App and web page records
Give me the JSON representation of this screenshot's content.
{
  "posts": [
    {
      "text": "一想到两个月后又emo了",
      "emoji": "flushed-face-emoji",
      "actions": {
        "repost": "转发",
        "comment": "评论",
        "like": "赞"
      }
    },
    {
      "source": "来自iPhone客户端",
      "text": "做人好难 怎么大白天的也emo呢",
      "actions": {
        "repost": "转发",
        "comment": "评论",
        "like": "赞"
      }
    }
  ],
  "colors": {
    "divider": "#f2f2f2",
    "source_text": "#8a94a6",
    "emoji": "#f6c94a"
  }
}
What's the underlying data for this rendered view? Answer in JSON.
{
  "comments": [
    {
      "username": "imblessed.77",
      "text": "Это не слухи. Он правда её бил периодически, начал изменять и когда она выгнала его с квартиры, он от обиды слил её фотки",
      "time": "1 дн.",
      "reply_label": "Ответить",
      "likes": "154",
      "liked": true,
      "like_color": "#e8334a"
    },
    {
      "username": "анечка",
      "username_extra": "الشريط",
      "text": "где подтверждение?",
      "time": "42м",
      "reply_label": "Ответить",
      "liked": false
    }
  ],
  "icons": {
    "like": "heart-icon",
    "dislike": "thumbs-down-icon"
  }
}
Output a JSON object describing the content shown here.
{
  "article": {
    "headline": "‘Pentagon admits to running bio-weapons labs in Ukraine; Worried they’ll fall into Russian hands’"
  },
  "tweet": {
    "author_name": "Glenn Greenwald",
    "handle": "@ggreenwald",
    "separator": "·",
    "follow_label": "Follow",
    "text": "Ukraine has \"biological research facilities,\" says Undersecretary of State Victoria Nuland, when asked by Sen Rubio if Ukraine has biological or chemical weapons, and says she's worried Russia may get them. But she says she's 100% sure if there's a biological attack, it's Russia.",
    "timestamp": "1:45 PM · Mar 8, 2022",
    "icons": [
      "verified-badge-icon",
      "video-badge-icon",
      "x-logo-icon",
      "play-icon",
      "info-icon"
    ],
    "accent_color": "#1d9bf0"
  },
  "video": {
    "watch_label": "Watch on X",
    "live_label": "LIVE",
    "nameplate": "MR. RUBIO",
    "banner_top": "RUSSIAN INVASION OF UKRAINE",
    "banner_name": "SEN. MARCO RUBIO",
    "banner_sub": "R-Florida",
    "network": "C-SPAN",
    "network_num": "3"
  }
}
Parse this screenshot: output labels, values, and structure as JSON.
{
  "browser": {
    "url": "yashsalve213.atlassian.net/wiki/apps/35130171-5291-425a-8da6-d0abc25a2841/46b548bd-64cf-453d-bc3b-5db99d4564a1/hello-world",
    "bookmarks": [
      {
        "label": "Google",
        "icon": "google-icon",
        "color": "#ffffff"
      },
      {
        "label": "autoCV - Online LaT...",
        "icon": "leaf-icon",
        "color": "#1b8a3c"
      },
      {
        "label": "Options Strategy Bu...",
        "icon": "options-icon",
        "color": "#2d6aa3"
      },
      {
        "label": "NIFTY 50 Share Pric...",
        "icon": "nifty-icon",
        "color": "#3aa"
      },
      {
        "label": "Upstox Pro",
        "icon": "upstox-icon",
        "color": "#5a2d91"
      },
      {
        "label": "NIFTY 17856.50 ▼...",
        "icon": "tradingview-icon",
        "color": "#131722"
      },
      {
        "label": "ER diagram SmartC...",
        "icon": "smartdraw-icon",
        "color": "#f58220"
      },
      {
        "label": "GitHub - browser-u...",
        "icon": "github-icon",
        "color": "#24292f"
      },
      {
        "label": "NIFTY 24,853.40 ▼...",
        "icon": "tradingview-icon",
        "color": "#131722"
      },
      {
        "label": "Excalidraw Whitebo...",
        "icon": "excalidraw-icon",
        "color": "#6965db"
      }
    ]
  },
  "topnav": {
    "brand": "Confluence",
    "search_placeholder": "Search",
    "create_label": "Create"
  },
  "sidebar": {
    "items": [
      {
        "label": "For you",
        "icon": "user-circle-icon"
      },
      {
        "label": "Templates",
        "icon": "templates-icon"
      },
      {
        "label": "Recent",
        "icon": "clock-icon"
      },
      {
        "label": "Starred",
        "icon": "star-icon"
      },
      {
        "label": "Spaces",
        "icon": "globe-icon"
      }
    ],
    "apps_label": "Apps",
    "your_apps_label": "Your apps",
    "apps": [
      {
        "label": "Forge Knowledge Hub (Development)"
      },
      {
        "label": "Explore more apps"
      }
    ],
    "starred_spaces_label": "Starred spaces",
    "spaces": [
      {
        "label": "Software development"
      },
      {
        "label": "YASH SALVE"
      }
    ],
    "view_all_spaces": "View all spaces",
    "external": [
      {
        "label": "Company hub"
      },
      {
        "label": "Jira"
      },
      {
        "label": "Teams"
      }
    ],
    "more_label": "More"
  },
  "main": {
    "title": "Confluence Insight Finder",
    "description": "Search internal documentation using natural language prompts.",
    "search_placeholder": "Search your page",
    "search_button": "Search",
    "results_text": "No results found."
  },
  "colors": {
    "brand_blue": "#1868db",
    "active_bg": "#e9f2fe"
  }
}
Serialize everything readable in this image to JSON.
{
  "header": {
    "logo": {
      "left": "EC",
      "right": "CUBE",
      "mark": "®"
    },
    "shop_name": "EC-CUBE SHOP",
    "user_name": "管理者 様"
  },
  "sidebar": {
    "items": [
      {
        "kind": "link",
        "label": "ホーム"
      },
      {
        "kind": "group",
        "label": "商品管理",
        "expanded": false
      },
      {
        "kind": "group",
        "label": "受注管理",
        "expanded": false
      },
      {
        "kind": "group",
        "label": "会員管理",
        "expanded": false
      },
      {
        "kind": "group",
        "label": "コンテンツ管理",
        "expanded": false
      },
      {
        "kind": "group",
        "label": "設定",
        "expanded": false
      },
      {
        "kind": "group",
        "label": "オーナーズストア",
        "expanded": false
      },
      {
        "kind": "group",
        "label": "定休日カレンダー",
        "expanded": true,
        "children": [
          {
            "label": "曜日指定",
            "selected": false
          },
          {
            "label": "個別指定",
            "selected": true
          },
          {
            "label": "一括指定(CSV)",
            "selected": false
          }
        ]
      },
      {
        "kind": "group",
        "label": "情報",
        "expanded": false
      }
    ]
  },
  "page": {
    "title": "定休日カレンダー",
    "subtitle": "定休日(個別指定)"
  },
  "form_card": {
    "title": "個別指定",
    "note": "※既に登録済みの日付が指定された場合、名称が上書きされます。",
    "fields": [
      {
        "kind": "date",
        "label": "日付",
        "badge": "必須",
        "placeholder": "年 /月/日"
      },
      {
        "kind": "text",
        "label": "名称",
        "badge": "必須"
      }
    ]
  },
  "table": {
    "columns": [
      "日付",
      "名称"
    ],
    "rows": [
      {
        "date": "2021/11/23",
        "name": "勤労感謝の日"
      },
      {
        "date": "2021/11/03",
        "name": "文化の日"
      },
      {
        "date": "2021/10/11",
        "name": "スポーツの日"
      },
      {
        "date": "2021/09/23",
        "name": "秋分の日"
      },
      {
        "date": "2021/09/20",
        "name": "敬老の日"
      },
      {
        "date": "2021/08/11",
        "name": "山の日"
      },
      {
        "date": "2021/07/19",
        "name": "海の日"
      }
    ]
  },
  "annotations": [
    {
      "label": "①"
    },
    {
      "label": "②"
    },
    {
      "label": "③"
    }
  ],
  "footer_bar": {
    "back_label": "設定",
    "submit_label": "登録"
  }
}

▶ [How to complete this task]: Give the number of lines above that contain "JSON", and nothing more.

▶ [Expected answer]: 5